#### Excerpted data

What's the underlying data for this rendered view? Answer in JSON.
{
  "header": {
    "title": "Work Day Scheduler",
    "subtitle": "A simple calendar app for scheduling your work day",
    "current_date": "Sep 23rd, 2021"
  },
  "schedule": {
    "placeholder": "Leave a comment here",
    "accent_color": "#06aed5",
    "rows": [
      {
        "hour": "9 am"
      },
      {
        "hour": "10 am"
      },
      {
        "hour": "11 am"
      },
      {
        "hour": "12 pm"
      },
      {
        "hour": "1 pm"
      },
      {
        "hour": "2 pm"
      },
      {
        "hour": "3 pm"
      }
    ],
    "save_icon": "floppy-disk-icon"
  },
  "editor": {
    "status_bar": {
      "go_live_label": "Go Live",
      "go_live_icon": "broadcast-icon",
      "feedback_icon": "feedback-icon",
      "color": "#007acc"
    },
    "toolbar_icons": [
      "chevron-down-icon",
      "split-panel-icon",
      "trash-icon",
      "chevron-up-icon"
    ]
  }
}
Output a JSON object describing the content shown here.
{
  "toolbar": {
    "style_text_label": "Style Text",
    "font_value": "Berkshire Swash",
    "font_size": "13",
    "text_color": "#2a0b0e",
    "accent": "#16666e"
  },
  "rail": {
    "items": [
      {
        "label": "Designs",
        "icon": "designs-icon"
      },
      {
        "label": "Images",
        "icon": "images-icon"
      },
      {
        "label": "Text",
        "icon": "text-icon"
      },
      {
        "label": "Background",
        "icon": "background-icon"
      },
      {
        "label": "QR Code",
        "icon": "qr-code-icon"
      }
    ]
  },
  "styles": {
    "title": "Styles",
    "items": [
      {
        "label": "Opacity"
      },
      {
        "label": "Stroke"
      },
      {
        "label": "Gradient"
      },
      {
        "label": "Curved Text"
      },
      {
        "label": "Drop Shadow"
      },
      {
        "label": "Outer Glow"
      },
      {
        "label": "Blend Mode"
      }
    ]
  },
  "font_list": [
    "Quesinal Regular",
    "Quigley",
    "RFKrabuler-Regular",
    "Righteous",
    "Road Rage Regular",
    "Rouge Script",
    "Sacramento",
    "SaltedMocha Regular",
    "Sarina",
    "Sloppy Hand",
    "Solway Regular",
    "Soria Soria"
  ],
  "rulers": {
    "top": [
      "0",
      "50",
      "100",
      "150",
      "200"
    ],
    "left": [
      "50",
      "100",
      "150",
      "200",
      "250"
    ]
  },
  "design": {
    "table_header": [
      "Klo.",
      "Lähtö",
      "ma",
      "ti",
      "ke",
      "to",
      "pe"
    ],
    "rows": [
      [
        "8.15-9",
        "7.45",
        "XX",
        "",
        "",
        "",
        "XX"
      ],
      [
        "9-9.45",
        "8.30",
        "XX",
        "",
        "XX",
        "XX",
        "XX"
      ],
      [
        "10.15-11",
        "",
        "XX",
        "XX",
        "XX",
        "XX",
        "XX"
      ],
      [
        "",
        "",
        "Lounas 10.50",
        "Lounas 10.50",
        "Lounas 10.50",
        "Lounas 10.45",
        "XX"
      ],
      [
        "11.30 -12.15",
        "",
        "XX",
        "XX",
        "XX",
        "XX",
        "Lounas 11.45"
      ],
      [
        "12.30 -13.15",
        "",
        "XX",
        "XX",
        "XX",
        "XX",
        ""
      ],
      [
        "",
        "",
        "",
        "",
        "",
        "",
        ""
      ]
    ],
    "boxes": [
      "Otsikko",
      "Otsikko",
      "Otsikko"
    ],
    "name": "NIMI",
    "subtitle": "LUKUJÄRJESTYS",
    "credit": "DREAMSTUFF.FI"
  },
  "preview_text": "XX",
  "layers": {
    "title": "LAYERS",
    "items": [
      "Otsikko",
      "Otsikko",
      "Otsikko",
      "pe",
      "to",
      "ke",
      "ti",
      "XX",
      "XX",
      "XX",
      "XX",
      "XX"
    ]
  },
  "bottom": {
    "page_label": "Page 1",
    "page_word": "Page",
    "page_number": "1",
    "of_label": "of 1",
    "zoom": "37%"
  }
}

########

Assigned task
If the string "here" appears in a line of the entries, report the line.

Answer
    "placeholder": "Leave a comment here",
Output a JSON object describing the content shown here.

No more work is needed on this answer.